• _Exercise_: Go over the data and work out how many lines include the word "creditIssuedReportL". Give that number only.

• _Data for this task_:
● ● ●
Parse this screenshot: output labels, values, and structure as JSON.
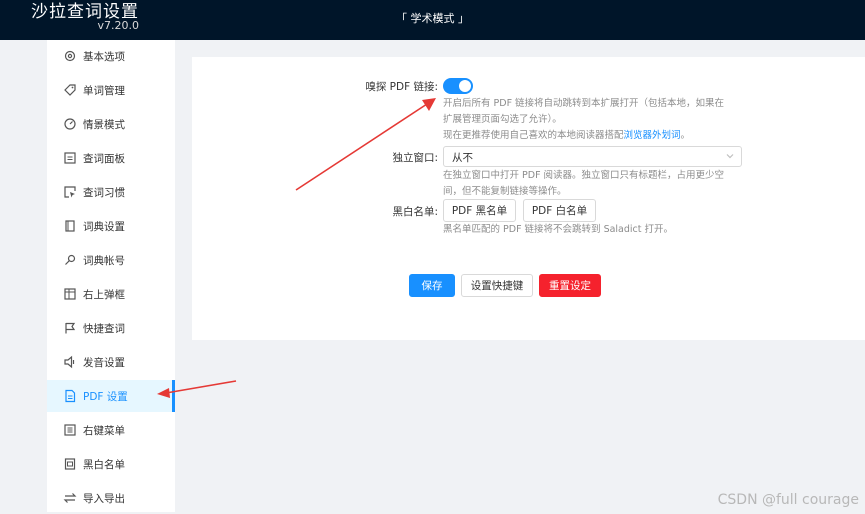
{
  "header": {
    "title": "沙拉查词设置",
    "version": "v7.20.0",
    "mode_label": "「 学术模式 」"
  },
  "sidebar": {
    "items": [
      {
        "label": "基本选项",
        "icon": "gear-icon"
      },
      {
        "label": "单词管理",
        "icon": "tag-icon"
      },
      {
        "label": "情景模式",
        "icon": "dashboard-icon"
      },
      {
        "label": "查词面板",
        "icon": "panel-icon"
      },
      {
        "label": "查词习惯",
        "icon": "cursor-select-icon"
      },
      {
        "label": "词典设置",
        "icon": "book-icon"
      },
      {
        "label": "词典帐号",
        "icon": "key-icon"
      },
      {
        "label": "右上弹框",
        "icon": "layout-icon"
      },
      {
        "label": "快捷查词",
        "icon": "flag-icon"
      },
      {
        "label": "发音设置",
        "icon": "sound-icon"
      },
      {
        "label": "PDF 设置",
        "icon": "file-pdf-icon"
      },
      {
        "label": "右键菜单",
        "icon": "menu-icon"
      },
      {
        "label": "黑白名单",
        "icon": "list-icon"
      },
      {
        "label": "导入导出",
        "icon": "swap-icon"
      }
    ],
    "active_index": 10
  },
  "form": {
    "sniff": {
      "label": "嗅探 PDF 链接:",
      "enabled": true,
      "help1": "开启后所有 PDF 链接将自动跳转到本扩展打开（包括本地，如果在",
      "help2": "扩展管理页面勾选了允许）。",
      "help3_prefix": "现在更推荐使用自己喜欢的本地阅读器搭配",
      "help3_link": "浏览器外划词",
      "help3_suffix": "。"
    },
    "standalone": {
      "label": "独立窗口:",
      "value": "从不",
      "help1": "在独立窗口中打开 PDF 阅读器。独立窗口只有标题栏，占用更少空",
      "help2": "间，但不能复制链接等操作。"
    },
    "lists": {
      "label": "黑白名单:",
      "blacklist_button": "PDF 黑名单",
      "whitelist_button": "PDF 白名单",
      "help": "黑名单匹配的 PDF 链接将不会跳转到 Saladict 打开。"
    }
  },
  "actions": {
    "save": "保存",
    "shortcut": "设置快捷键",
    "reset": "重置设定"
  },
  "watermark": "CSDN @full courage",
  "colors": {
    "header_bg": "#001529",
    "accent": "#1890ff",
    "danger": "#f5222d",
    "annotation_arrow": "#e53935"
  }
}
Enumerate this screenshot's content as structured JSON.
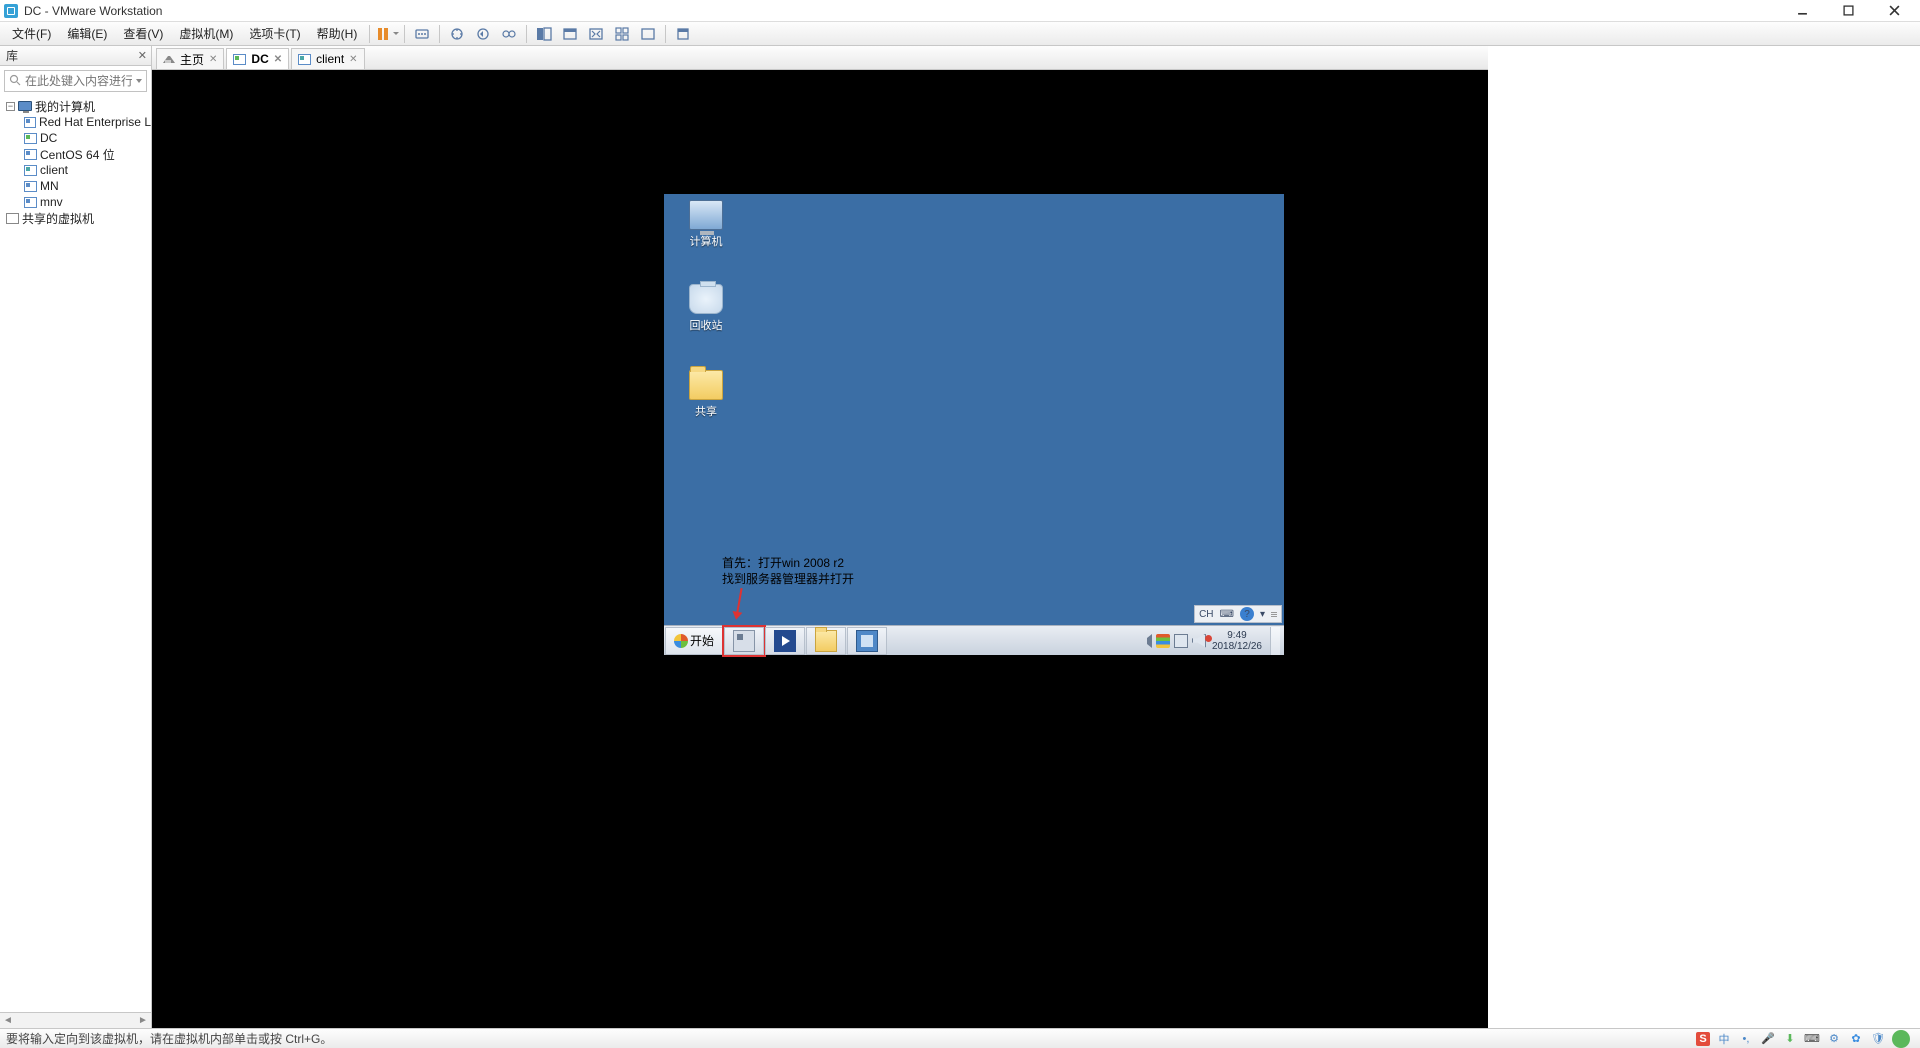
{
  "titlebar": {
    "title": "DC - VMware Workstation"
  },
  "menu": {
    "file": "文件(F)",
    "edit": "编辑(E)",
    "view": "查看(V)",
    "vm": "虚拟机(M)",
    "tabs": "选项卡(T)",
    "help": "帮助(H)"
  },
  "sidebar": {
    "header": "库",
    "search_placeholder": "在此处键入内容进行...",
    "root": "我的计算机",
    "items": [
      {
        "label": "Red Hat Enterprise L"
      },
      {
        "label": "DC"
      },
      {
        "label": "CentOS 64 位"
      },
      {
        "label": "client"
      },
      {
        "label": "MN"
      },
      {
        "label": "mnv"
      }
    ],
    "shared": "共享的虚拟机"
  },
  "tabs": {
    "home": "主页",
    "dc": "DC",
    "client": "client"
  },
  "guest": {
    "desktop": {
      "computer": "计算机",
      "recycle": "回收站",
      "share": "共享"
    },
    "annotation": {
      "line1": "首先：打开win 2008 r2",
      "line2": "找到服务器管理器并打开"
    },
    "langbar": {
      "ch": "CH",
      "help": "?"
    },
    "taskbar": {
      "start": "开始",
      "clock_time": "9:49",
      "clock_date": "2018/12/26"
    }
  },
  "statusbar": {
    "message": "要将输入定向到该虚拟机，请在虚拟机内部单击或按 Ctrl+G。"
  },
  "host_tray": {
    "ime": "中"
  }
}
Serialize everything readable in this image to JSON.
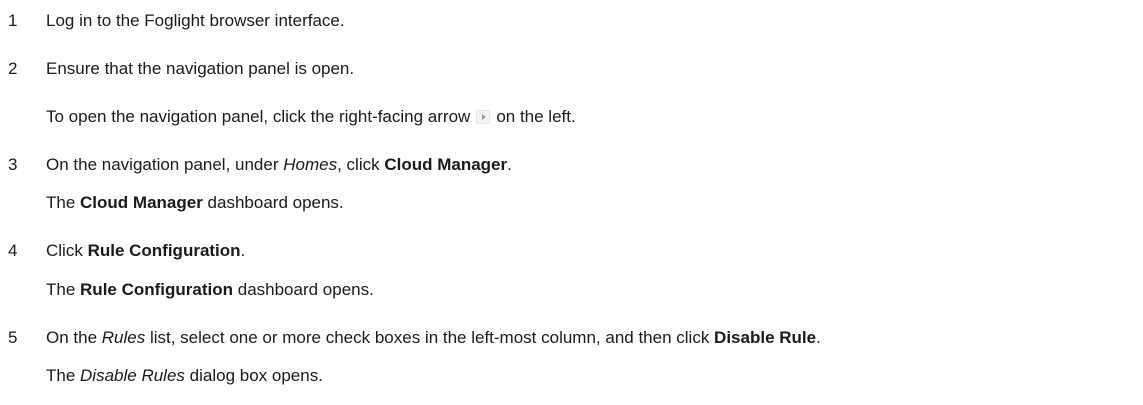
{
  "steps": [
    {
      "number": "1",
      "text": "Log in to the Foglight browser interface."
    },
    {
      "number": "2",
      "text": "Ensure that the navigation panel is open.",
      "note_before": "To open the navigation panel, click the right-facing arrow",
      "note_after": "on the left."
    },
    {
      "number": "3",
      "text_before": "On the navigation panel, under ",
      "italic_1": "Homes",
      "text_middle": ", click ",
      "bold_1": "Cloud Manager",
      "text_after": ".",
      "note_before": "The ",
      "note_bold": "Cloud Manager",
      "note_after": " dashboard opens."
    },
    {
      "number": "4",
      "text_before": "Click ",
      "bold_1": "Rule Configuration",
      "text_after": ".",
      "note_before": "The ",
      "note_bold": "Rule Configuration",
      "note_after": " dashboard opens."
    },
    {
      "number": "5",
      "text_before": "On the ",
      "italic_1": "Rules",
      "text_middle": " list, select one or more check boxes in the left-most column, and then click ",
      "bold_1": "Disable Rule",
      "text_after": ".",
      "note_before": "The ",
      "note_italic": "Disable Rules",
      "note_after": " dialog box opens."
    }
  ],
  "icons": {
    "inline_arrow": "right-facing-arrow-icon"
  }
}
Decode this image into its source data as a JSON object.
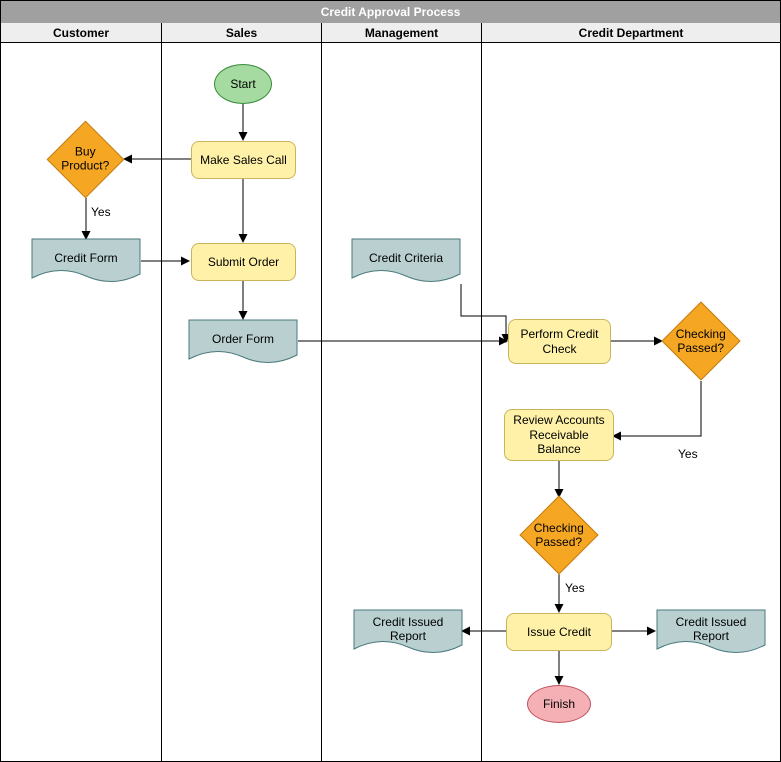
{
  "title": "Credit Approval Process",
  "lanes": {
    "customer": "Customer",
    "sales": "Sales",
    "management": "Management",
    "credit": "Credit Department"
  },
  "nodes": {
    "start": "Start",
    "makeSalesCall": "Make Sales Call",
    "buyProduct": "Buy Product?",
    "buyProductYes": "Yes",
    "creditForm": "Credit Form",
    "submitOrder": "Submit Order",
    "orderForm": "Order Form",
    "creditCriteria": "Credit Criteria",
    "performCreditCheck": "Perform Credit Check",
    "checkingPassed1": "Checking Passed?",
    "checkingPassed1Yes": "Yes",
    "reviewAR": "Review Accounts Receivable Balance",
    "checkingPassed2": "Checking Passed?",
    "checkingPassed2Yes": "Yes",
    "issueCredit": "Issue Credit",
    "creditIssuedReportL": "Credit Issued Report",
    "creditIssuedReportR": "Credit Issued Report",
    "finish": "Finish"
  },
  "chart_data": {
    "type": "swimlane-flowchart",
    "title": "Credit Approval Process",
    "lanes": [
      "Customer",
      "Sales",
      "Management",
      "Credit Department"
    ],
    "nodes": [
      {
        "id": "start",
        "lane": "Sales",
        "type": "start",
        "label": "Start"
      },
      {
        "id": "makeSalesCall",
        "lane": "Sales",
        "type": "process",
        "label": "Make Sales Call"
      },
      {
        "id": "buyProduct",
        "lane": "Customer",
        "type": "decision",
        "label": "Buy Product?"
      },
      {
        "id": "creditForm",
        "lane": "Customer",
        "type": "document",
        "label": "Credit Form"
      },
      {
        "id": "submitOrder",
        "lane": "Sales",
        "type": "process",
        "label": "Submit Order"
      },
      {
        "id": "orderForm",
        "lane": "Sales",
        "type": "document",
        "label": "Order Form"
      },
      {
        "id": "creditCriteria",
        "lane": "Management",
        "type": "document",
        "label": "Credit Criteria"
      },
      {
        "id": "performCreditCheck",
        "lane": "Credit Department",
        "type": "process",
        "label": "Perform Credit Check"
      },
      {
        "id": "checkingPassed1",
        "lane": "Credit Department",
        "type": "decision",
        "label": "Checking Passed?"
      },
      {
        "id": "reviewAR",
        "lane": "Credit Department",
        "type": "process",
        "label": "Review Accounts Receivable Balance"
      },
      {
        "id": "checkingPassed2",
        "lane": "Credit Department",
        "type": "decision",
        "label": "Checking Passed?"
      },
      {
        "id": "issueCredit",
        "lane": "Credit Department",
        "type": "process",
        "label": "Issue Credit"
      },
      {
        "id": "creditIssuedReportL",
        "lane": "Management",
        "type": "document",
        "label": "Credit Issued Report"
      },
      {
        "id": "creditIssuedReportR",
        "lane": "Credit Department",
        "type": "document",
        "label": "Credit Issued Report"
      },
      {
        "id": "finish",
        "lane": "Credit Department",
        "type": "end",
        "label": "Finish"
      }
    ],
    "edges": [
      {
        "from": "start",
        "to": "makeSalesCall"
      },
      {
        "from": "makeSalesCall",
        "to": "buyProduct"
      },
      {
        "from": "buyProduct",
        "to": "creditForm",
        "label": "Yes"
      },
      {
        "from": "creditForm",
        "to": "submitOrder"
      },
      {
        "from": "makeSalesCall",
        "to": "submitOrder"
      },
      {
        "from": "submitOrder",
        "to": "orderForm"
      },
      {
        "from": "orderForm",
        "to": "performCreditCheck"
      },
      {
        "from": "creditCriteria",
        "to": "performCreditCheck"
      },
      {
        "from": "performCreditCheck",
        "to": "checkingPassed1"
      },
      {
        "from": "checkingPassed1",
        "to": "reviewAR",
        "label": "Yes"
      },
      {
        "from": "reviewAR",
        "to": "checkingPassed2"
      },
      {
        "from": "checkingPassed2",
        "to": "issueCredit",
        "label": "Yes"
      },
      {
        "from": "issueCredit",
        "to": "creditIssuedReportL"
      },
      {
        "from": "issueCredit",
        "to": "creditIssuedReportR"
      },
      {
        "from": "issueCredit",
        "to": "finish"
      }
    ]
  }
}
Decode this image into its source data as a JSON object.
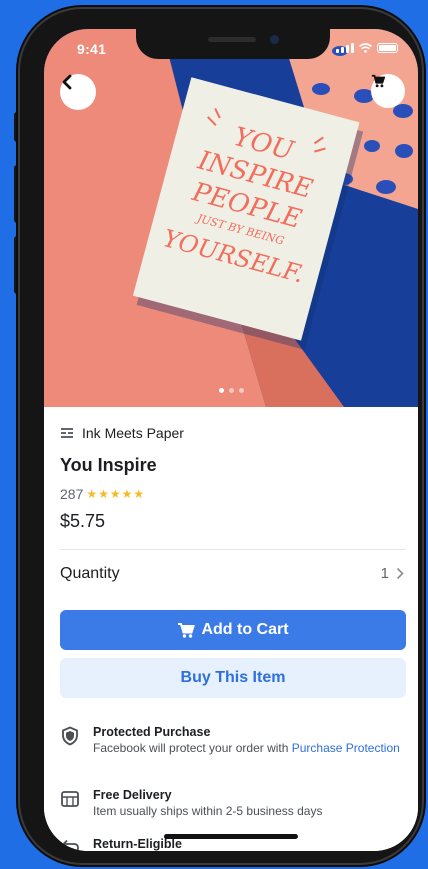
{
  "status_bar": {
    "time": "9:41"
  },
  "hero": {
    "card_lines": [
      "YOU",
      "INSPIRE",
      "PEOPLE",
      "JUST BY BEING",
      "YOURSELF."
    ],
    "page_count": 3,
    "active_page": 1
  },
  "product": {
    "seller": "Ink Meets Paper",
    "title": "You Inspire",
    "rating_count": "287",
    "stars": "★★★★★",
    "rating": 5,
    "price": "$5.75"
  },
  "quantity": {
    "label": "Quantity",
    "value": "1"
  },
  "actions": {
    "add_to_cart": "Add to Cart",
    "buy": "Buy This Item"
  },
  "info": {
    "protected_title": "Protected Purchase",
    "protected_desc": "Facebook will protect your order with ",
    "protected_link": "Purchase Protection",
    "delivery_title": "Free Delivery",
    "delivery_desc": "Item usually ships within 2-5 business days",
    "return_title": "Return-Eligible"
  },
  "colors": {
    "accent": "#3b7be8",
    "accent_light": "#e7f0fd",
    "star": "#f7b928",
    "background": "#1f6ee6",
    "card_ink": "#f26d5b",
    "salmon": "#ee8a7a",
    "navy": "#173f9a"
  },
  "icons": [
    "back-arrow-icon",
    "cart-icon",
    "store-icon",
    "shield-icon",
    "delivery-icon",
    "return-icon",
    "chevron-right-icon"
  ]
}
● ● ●
• _Result below_: 3